When he cofounded his first sandwich shop in 1965, 17-year-old Fred DeLuca planned to use his profits to pay his way through medical school. But the combination of quality ingredients and friendly service at the shop—then called Pete's Subway—proved so popular that nine years later, he and his partner found themselves in charge of 16 locations across Connecticut, and Fred left behind his doctoring plans for a career in business.

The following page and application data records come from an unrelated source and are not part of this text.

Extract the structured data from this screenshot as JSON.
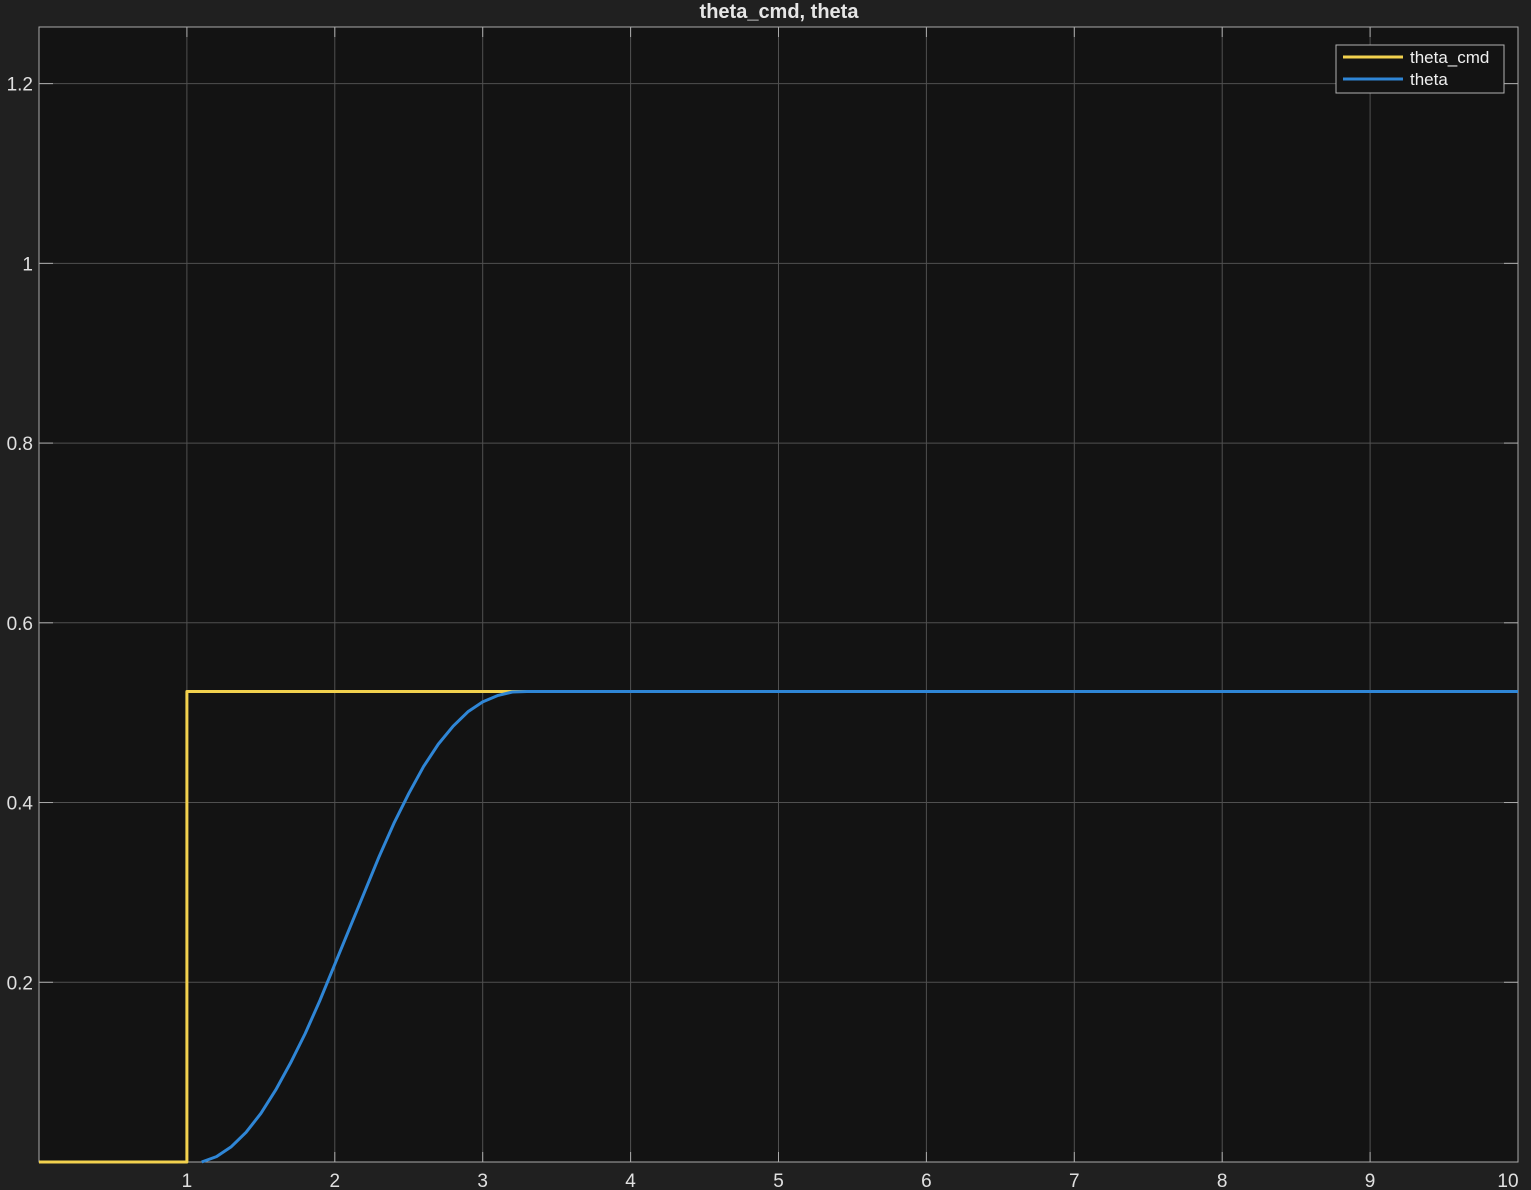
{
  "chart_data": {
    "type": "line",
    "title": "theta_cmd, theta",
    "xlabel": "",
    "ylabel": "",
    "xlim": [
      0,
      10
    ],
    "ylim": [
      0,
      1.263
    ],
    "xticks": [
      1,
      2,
      3,
      4,
      5,
      6,
      7,
      8,
      9,
      10
    ],
    "yticks": [
      0.2,
      0.4,
      0.6,
      0.8,
      1,
      1.2
    ],
    "grid": true,
    "legend_position": "top-right",
    "colors": {
      "background": "#202020",
      "plot_area": "#131313",
      "grid": "#505050",
      "axis": "#aaaaaa",
      "text": "#e0e0e0"
    },
    "series": [
      {
        "name": "theta_cmd",
        "color": "#f2d14e",
        "x": [
          0,
          1,
          1,
          10
        ],
        "y": [
          0,
          0,
          0.5236,
          0.5236
        ]
      },
      {
        "name": "theta",
        "color": "#2f86d6",
        "x": [
          1.1,
          1.2,
          1.3,
          1.4,
          1.5,
          1.6,
          1.7,
          1.8,
          1.9,
          2.0,
          2.1,
          2.2,
          2.3,
          2.4,
          2.5,
          2.6,
          2.7,
          2.8,
          2.9,
          3.0,
          3.1,
          3.2,
          3.3,
          4,
          5,
          6,
          7,
          8,
          9,
          10
        ],
        "y": [
          0,
          0.006,
          0.017,
          0.033,
          0.054,
          0.08,
          0.11,
          0.143,
          0.18,
          0.22,
          0.26,
          0.3,
          0.34,
          0.377,
          0.41,
          0.44,
          0.465,
          0.485,
          0.501,
          0.512,
          0.519,
          0.523,
          0.5236,
          0.5236,
          0.5236,
          0.5236,
          0.5236,
          0.5236,
          0.5236,
          0.5236
        ]
      }
    ]
  }
}
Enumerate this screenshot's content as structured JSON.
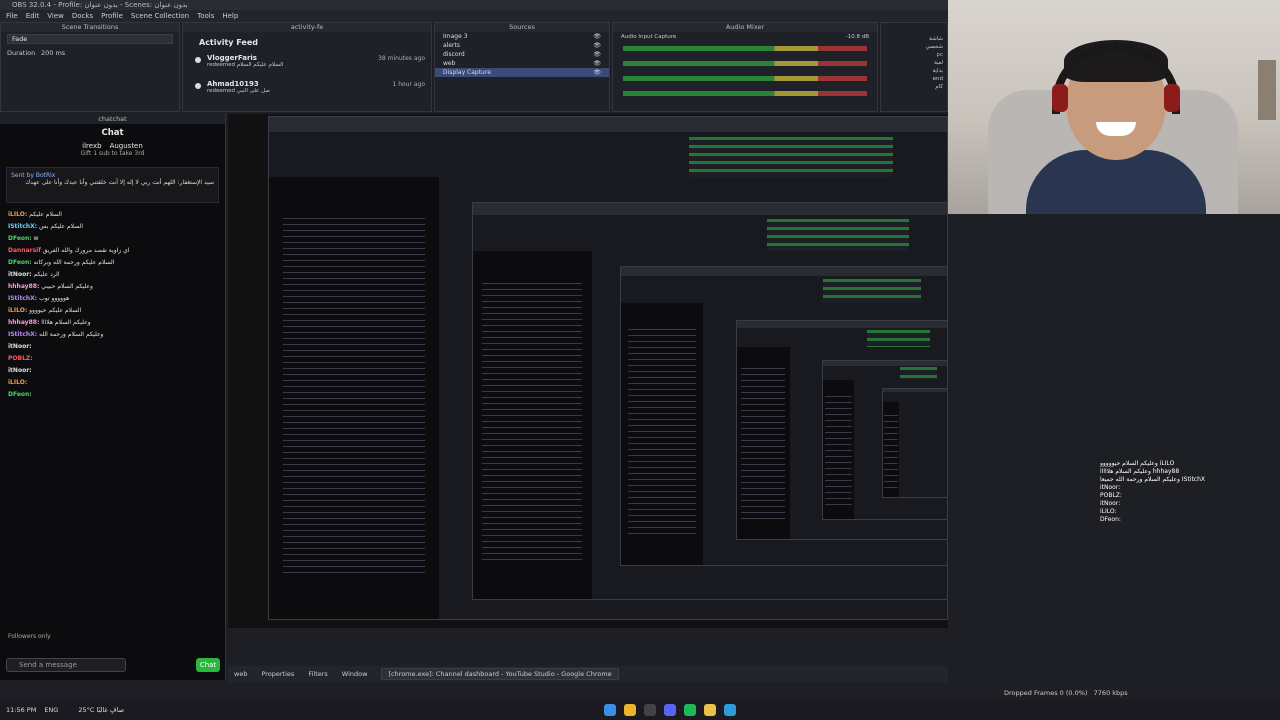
{
  "window": {
    "title": "OBS 32.0.4 - Profile: بدون عنوان - Scenes: بدون عنوان"
  },
  "menu": [
    "File",
    "Edit",
    "View",
    "Docks",
    "Profile",
    "Scene Collection",
    "Tools",
    "Help"
  ],
  "transitions": {
    "title": "Scene Transitions",
    "selected": "Fade",
    "duration_label": "Duration",
    "duration_value": "200 ms"
  },
  "activity_feed": {
    "dock_title": "activity-fe",
    "title": "Activity Feed",
    "items": [
      {
        "name": "VloggerFaris",
        "sub": "redeemed السلام عليكم السلام",
        "ago": "38 minutes ago"
      },
      {
        "name": "Ahmad10193",
        "sub": "redeemed صل على النبي",
        "ago": "1 hour ago"
      }
    ]
  },
  "sources": {
    "title": "Sources",
    "items": [
      {
        "label": "Image 3"
      },
      {
        "label": "alerts"
      },
      {
        "label": "discord"
      },
      {
        "label": "web"
      },
      {
        "label": "Display Capture"
      }
    ]
  },
  "mixer": {
    "title": "Audio Mixer",
    "channel": "Audio Input Capture",
    "db": "-10.8 dB"
  },
  "scenes": [
    "شاشة",
    "شخصي",
    "pc",
    "لعبة",
    "بداية",
    "end",
    "كام"
  ],
  "chat": {
    "dock_title": "chatchat",
    "title": "Chat",
    "gifter_user": "ilrexb",
    "gifter_user2": "Augusten",
    "gifter_sub": "Gift 1 sub to take 3rd",
    "pinned_by": "Sent by BotRix",
    "pinned_text": "سيد الإستغفار: اللهم أنت ربي لا إله إلا أنت خلقتني وأنا عبدك وأنا على عهدك",
    "messages": [
      {
        "user": "iLILO:",
        "text": "السلام عليكم"
      },
      {
        "user": "IStitchX:",
        "text": "السلام عليكم بس"
      },
      {
        "user": "DFeon:",
        "text": "w"
      },
      {
        "user": "Dannarsif",
        "text": "اي زاوية تقصد مرورك والله الفريق"
      },
      {
        "user": "DFeon:",
        "text": "السلام عليكم ورحمة الله وبركاته"
      },
      {
        "user": "itNoor:",
        "text": "الرد عليكم"
      },
      {
        "user": "hhhay88:",
        "text": "وعليكم السلام حبيبي"
      },
      {
        "user": "IStitchX:",
        "text": "هووووو توب"
      },
      {
        "user": "iLILO:",
        "text": "السلام عليكم حيوووو"
      },
      {
        "user": "hhhay88:",
        "text": "وعليكم السلام هلاااا"
      },
      {
        "user": "IStitchX:",
        "text": "وعليكم السلام ورحمة الله"
      },
      {
        "user": "itNoor:",
        "text": ""
      },
      {
        "user": "POBLZ:",
        "text": ""
      },
      {
        "user": "itNoor:",
        "text": ""
      },
      {
        "user": "iLILO:",
        "text": ""
      },
      {
        "user": "DFeon:",
        "text": ""
      }
    ],
    "followers_label": "Followers only",
    "input_placeholder": "Send a message",
    "send_button": "Chat"
  },
  "obs_status": {
    "properties": "Properties",
    "filters": "Filters",
    "window_label": "Window",
    "window_value": "[chrome.exe]: Channel dashboard - YouTube Studio - Google Chrome",
    "web": "web"
  },
  "stats": {
    "dropped": "Dropped Frames 0 (0.0%)",
    "kbps": "7760 kbps"
  },
  "taskbar": {
    "lang": "ENG",
    "weather": "25°C صافٍ غالبًا",
    "time": "11:56 PM"
  },
  "echo_lines": [
    "وعليكم السلام حيووووو iLILO",
    "وعليكم السلام هلااااا hhhay88",
    "وعليكم السلام ورحمة الله جميعا IStitchX",
    "itNoor:",
    "POBLZ:",
    "itNoor:",
    "iLILO:",
    "DFeon:"
  ]
}
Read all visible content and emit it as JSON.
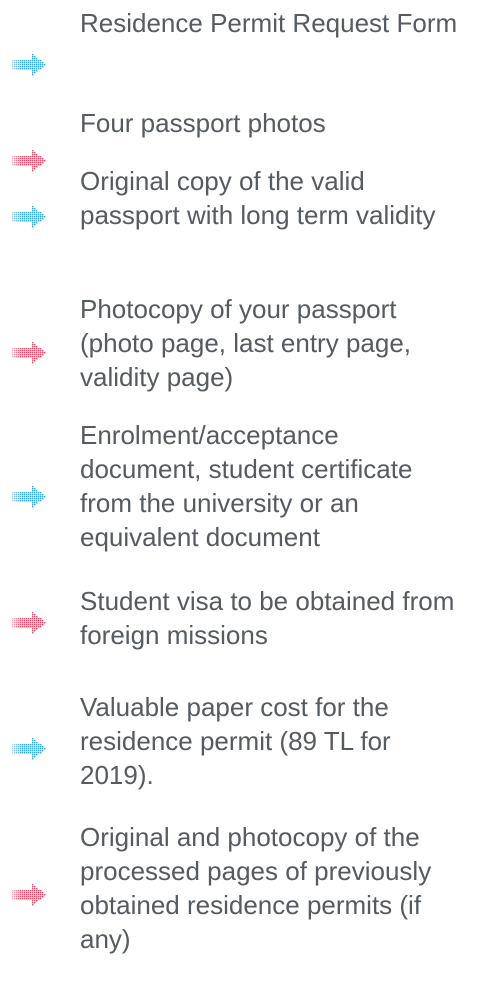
{
  "colors": {
    "text": "#555b61",
    "arrow_blue": "#3aa6d6",
    "arrow_pink": "#e2506e"
  },
  "requirements": [
    {
      "text": "Residence Permit Request Form",
      "icon": "dotted-arrow-right-icon",
      "color": "blue"
    },
    {
      "text": "Four passport photos",
      "icon": "dotted-arrow-right-icon",
      "color": "pink"
    },
    {
      "text": "Original copy of the valid passport with long term validity",
      "icon": "dotted-arrow-right-icon",
      "color": "blue"
    },
    {
      "text": "Photocopy of your passport (photo page, last entry page, validity page)",
      "icon": "dotted-arrow-right-icon",
      "color": "pink"
    },
    {
      "text": "Enrolment/acceptance document, student certificate from the university or an equivalent document",
      "icon": "dotted-arrow-right-icon",
      "color": "blue"
    },
    {
      "text": "Student visa to be obtained from foreign missions",
      "icon": "dotted-arrow-right-icon",
      "color": "pink"
    },
    {
      "text": "Valuable paper cost for the residence permit (89 TL for 2019).",
      "icon": "dotted-arrow-right-icon",
      "color": "blue"
    },
    {
      "text": "Original and photocopy of the processed pages of previously obtained residence permits (if any)",
      "icon": "dotted-arrow-right-icon",
      "color": "pink"
    }
  ]
}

Today, Subway restaurants number over 34,000 around the world—almost as many shops as there are sightings of Elvis buying cold cuts. At each location, staffers pile sliced ham, marinara-slathered meatballs, and other fillings into halved loaves of bread before customizing handhelds with tomatoes, shredded lettuce, and other healthy toppings plucked from chilled containers behind the counter. Salads free crisp veggies from bread's overprotective embrace, and crunchy baked chips or apple slices accompany entrees to tables. Subway's website also facilitates health-conscious eating by listing each item's nutrition information and fastest mile time online.
An irresistible amalgamation of South American and Mediterranean flavors, chefs manifest the innovation of Angelicas Italian & Mexican Restaurant when ladling tomato sauces onto hearty pastas served alongside stuffed tacos and burritos made from scratch. The friendly staff pours glasses of wine, which you can waft as often as you’d like and complement the likes of lasagna and Mexican seafood soup. Additionally, you can introduce little ones to international fare through a kids' menu or enjoy meals within the comfort of your own panic room after ordering carryout.
Jolt-N-Java's baristas brew locally roasted coffee beverages and slice up lunch and breakfast sandwiches within the vibrant orange walls of a cozy cafe. Customers can sip on signature caffeinated mochas, flavored lattes, and teas to prep themselves for a day of work or an all-night knitting marathon. Pair a bagel and cream cheese with a large coffee ($4.50), or wed a breakfast sandwich with bacon, ham, or sausage with a medium chai-tea latte ($7.06). A medium latte can unite with a breakfast burrito—a large flour tortilla coddling scrambled eggs and bacon beneath a shower of salsa or the sinus-clearing El Patio hot sauce ($7.57). Guests can order through the drive-through window for speedier satiation or spend an afternoon perched on couch cushions and stools, rifling through or circling every dangling modifier in the shop's selection of books and magazines or shopping online via complimentary WiFi.
Funtime Theater’s Dinner Murder Mysteries transforms audience members into amateur detectives, tasking them with solving an interactive theatrical mystery while chowing down on café eats. Actors mingle among theatergoers throughout the show, chatting them up during an abbreviated cocktail hour (6:30 p.m.–7 p.m.) and comfort-fare-filled dinner from Hog Wild Café. The first two fatalities occur once meals are served, leaving patrons, a lone detective, and a wisecracking Great Dane puppy to unravel the thicket of green-chili-stained clues. A prize is awarded to the participant who deduces the solution of the mystery. Like department-store windows and freestyle-rapping telegrams, Funtime Theater’s performances may take on a holiday theme: the October 8 rendition will transport guests to a portentous Halloween party, the November 12 showing may feature Turkey Day-themed intrigue, and the December 10 edition plans to incorporate motifs and characters plucked from Charles Dickens’ Christmas tales. Though sinister wheelings and dealings abound throughout the show, the tone of Funtime Theater’s criminal cavalcades is lighthearted and intended for audiences of all ages.
When not busy battling for burger supremacy in national forums such as the Travel Channel’s Food Wars, the meat-slinging chefs at Rosie’s Café dash together beefy eats from their hearth at the heart of the Nugget Casino Resort. Sink choppers into a welcoming bite of the signature Awful Awful ($6.95), whose name belies the savory science of a recipe honed over the course of five decades. After grinding their own beef, baking their own buns, and hewing their own toothpicks, Rosie’s cooks drape juicy patties in melted cheese before enrobing burgers in generous helpings of traditional hamburger fixins. Rosie’s Café also flips other variations on the theme of beef, such as the deluxe mushroom burger, which arrives slathered in melty swiss, sour cream, and sautéed onions and ‘shrooms ($7.50), or the Sonoma burger, in which the beef is grilled, the cheese is jack, and the accessory is avocado ($7.50).